Sister Rose Marie attended St. Mary’s elementary school and high school, founded by the Sisters of the Precious Blood. At 17, she entered the Congregation of the Sisters of St. Joseph of Carondelet, but soon left as she was too young to adapt to religious life. She took her first job at First National Bank in downtown Phoenix as a machine bookkeeper. She worked for the war effort during World War II in a plant that manufactured airplane wings. After three years of nurses’ training, she worked nine years as a nursing assistant to Dr. Elton Charvoz, a general practitioner and pediatric specialist in Phoenix. When he died, she took a job with Maricopa County, first in the secretarial pool of the engineering department and then for the juvenile division as an intake officer. Sister was also the president of the local AFL-CIO Union.

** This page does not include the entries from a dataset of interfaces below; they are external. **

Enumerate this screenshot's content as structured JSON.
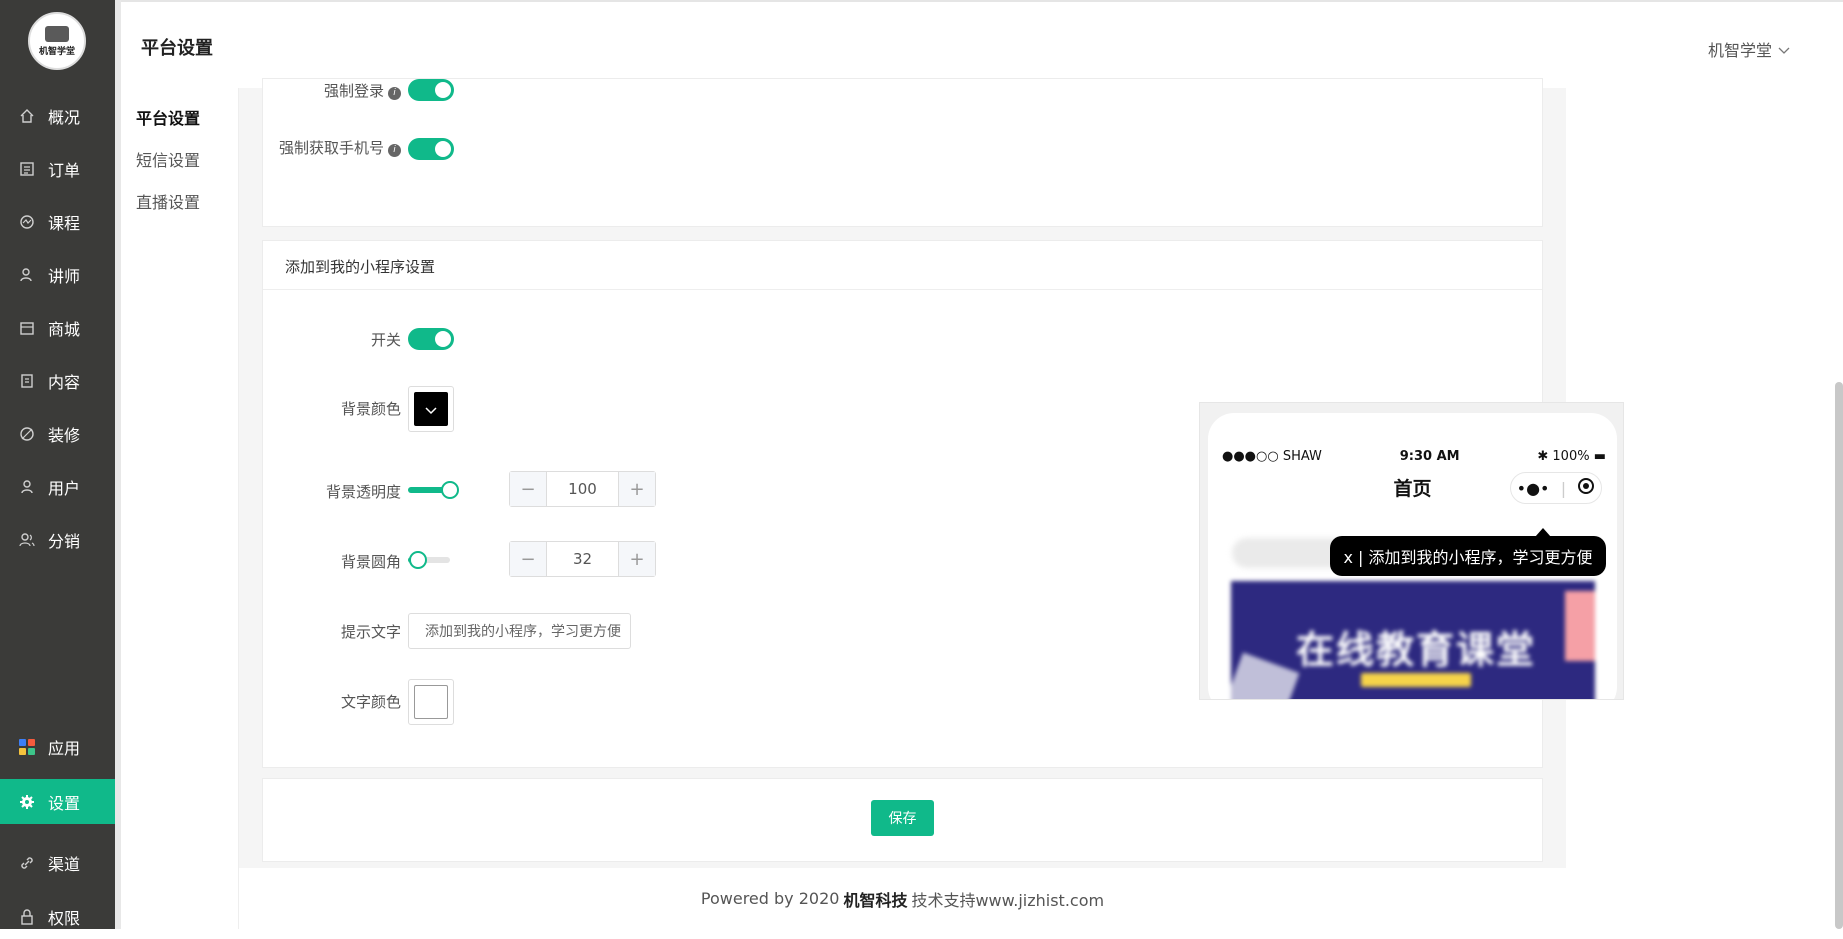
{
  "sidebar": {
    "logo_text": "机智学堂",
    "items": [
      {
        "label": "概况",
        "icon": "home-icon"
      },
      {
        "label": "订单",
        "icon": "order-icon"
      },
      {
        "label": "课程",
        "icon": "course-icon"
      },
      {
        "label": "讲师",
        "icon": "teacher-icon"
      },
      {
        "label": "商城",
        "icon": "store-icon"
      },
      {
        "label": "内容",
        "icon": "content-icon"
      },
      {
        "label": "装修",
        "icon": "decorate-icon"
      },
      {
        "label": "用户",
        "icon": "user-icon"
      },
      {
        "label": "分销",
        "icon": "distribution-icon"
      },
      {
        "label": "应用",
        "icon": "apps-icon"
      },
      {
        "label": "设置",
        "icon": "gear-icon"
      },
      {
        "label": "渠道",
        "icon": "channel-icon"
      },
      {
        "label": "权限",
        "icon": "lock-icon"
      }
    ],
    "active": "设置",
    "accent_color": "#10b98a"
  },
  "header": {
    "title": "平台设置",
    "user_name": "机智学堂"
  },
  "subnav": {
    "items": [
      "平台设置",
      "短信设置",
      "直播设置"
    ]
  },
  "login_card": {
    "force_login_label": "强制登录",
    "force_phone_label": "强制获取手机号"
  },
  "mini_program_card": {
    "title": "添加到我的小程序设置",
    "switch_label": "开关",
    "bg_color_label": "背景颜色",
    "bg_color": "#000000",
    "bg_opacity_label": "背景透明度",
    "bg_opacity_value": "100",
    "bg_radius_label": "背景圆角",
    "bg_radius_value": "32",
    "tip_text_label": "提示文字",
    "tip_text_value": "添加到我的小程序，学习更方便",
    "text_color_label": "文字颜色",
    "text_color": "#ffffff",
    "preview": {
      "carrier": "●●●○○ SHAW",
      "time": "9:30 AM",
      "battery": "100%",
      "page_title": "首页",
      "tip": "x | 添加到我的小程序，学习更方便",
      "banner_text": "在线教育课堂"
    }
  },
  "save_label": "保存",
  "footer": {
    "prefix": "Powered by 2020",
    "brand": "机智科技",
    "suffix": "技术支持www.jizhist.com"
  }
}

Sister Rose Marie served in the Legion of Mary at St. Mary Parish in Phoenix.

The president of the Legion entered the Franciscan Missionary Sisters of Our Lady of Sorrows in Soquel, California, and told Sister Raymond, the superior there, about Sister Rose Marie. Sister Raymond wrote to Sister Rose Marie, inviting her to visit the convent in Soquel. Sister Rose Marie was caring for her aged mother and then her eldest sister Susanna, who was diagnosed with cancer and moved into the house with her six children. Sister Rose Marie continued to care for the children after her sister died. She was eventually able to respond to the invitation, and in her mid-40s, Sister Rose Marie reentered religious life. She made her perpetual profession Aug. 15, 1973.

She helped Sister Raymond to begin the Institute in Catholic Teaching, a summer program that was elevated to a Pontifical Institute. The Institute continues to this day, on a smaller scale, offering outstanding speakers in a one-week retreat setting every summer at Our Lady of Peace Retreat in Beaverton. In 1977 she and Sister Angela Aldi left Beaverton for Gallup, New Mexico for an almost 32-year adventure where they revived and built up the Sacred Heart Retreat House with the encouragement of the local bishop. They also opened and maintained for many years a home for delinquent girls sent to them from the Navajo Nation and State of New Mexico.

Sister Rose Marie returned to the Beaverton Convent of the Franciscan Missionary Sisters in 2009. With her Irish sense of humor, she referred to this as “the end of the trail.” However, she did then spend several years as a greatly loved local superior.

Sister passed into eternal life on March 4 at the convent infirmary. Earlier that day, she had the unusual privilege of having Mass offered in her room by a Norbertine friend of the community, Father Gregory Dick, O. Praem.

The rosary, held on March 9, and funeral Mass, March 10, were held in the retreat house chapel with Archbishop John Vlazny, Bishop Kenneth Steiner and Abbot Jonathan Decker concelebrating. Sister’s nieces Barbara and Teresa Damiani and Sheila Ray traveled from Phoenix to attend the services. Interment was in the Franciscan Missionary Sisters’ burial plot at Mt. Calvary Cemetery in Portland.

She is survived by 11 nieces and five nephews and their spouses, 32 grandnieces and grandnephews, and many great-grandnieces and great-grandnephews, who will dearly miss her as will her own community. The community asks that readers, “in your charity to remember in your prayers our always upright and ever-faithful Sister Rose Marie.”

Remembrances may be made to the Franciscan Missionary Sisters of Our Lady of Sorrows Infirmary, 3600 SW 170th Ave., Beaverton, OR 97003 or online at